Items from a data source
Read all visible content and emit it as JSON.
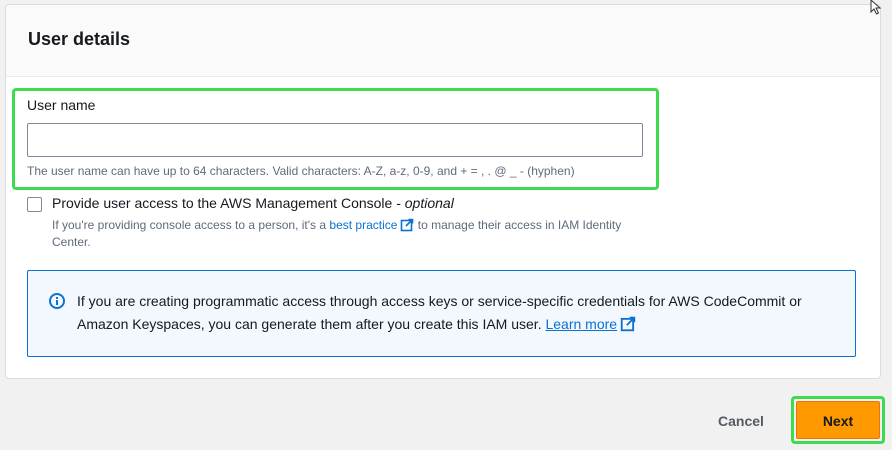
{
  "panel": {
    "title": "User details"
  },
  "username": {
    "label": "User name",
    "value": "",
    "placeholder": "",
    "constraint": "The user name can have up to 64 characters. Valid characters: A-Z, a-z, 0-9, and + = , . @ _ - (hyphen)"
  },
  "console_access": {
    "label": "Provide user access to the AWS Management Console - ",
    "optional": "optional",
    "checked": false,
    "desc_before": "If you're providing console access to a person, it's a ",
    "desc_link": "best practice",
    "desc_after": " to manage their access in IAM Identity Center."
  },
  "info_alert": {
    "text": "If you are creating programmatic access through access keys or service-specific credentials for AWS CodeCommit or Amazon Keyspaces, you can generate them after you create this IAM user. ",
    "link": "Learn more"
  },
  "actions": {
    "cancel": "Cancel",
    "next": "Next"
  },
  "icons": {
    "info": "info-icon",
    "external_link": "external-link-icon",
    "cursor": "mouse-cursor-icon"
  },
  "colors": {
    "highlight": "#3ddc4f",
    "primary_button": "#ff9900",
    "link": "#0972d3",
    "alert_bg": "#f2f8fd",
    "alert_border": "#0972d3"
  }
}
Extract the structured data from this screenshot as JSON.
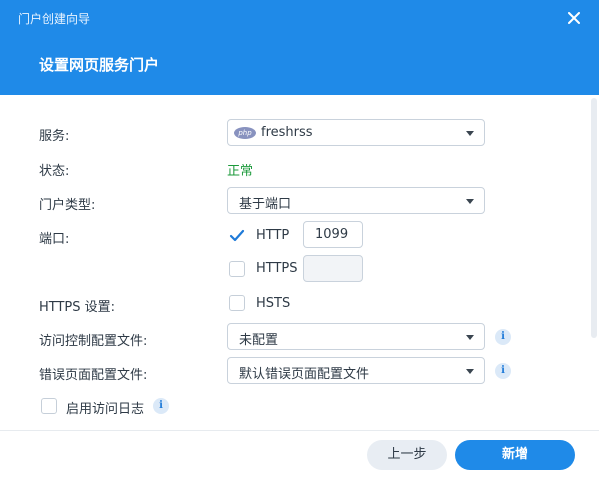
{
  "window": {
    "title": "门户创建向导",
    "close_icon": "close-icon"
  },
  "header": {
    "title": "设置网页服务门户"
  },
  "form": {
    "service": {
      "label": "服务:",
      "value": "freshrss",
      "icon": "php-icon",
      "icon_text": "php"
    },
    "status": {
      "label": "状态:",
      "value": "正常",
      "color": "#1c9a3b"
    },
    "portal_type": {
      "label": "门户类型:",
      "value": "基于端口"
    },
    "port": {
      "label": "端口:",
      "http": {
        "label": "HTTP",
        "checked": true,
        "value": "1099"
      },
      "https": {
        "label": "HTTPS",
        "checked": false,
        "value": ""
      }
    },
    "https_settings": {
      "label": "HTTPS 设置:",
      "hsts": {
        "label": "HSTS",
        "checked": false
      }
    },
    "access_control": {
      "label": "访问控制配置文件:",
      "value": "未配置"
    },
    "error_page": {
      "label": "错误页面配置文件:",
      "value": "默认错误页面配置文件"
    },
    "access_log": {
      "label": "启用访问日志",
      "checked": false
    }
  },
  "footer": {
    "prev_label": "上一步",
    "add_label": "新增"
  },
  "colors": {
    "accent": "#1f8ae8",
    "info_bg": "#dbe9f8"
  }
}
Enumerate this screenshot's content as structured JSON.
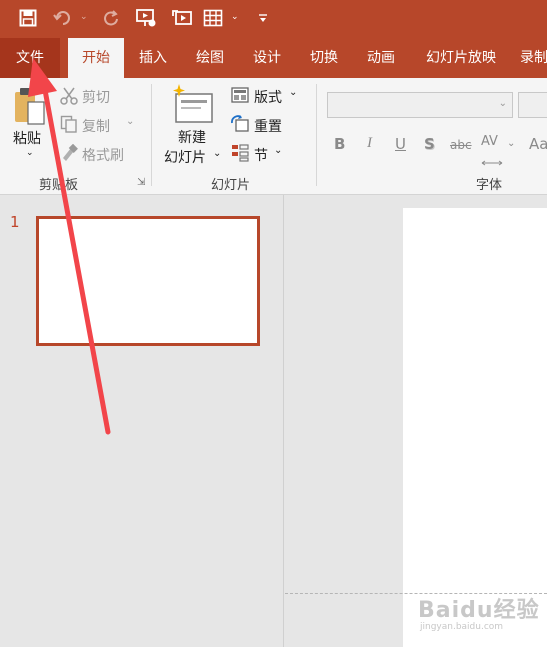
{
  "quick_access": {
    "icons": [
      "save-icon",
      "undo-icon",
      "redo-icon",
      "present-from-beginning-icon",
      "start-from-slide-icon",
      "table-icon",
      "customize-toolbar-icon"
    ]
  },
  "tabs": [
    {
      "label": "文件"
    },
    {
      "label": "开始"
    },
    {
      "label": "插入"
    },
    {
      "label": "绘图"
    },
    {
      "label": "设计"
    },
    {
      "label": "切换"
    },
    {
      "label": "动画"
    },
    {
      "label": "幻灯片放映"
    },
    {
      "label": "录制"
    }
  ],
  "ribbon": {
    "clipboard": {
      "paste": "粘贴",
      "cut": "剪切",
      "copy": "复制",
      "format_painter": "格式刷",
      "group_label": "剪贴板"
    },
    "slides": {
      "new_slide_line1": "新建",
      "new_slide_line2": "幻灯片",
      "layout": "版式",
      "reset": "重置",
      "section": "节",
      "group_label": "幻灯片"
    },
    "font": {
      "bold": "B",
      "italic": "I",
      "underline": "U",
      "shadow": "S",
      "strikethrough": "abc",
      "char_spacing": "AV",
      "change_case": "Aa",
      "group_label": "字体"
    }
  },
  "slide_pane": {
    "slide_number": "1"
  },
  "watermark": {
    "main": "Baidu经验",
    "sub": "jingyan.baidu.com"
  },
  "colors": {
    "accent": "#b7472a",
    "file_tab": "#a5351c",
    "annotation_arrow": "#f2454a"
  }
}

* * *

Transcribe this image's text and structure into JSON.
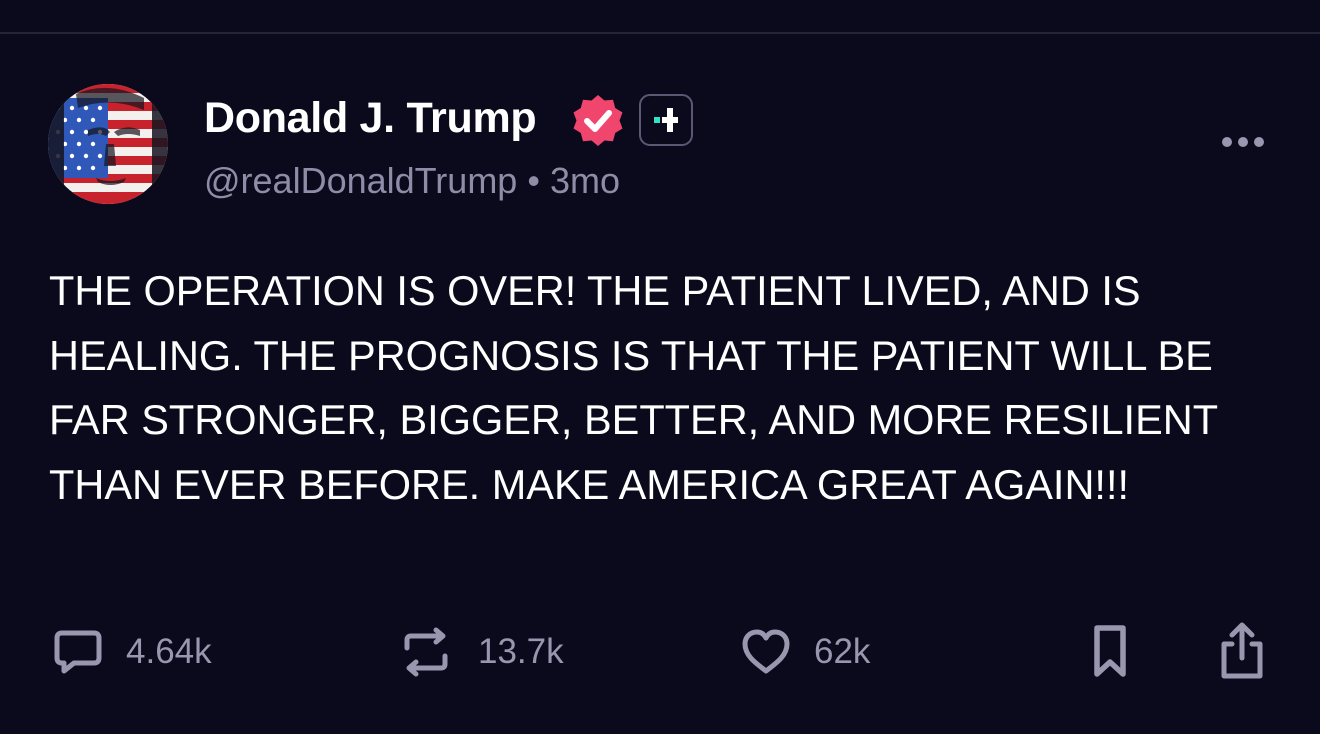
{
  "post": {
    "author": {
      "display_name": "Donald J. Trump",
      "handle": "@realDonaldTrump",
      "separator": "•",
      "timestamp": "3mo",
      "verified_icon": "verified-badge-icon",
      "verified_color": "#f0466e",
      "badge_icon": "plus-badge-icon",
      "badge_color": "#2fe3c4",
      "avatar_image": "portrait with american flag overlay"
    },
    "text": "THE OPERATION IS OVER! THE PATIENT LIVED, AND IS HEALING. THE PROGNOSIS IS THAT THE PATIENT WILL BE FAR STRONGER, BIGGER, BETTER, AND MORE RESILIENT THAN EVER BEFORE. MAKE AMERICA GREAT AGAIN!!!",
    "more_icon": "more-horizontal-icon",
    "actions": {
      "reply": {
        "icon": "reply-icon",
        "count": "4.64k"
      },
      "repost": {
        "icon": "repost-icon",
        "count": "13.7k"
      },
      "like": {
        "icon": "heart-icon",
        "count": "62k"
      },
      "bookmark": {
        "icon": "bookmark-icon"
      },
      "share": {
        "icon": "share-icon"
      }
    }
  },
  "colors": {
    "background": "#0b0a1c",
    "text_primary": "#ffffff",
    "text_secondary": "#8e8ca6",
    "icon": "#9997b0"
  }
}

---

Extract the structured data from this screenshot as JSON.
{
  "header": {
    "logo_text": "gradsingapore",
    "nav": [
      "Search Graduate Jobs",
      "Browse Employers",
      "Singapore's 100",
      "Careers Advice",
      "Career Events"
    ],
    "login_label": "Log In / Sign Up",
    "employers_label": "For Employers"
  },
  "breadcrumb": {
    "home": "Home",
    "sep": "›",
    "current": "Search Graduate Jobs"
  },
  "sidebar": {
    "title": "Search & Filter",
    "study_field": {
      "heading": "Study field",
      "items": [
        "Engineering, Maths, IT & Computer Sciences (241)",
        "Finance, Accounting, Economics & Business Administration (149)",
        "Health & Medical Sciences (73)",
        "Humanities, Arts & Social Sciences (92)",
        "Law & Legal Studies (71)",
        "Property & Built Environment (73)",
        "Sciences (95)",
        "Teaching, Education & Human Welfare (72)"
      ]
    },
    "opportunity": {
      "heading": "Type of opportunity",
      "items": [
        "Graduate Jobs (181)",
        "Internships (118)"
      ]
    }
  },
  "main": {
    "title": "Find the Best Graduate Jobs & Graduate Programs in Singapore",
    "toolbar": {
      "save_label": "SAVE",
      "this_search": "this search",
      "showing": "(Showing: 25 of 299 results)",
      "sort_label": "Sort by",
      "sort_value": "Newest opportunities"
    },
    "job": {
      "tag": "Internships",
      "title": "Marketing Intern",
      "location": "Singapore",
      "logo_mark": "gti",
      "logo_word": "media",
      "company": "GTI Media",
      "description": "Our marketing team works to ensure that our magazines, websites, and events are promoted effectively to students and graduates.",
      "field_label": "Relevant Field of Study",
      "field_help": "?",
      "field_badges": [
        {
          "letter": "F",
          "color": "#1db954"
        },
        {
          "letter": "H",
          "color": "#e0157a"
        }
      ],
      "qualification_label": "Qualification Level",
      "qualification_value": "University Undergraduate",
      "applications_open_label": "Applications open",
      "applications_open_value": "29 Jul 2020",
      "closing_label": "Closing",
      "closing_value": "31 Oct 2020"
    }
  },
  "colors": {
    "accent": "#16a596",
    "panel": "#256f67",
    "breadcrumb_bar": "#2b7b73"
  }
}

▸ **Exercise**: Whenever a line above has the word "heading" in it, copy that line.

▸ **Output**:
      "heading": "Study field",
      "heading": "Type of opportunity",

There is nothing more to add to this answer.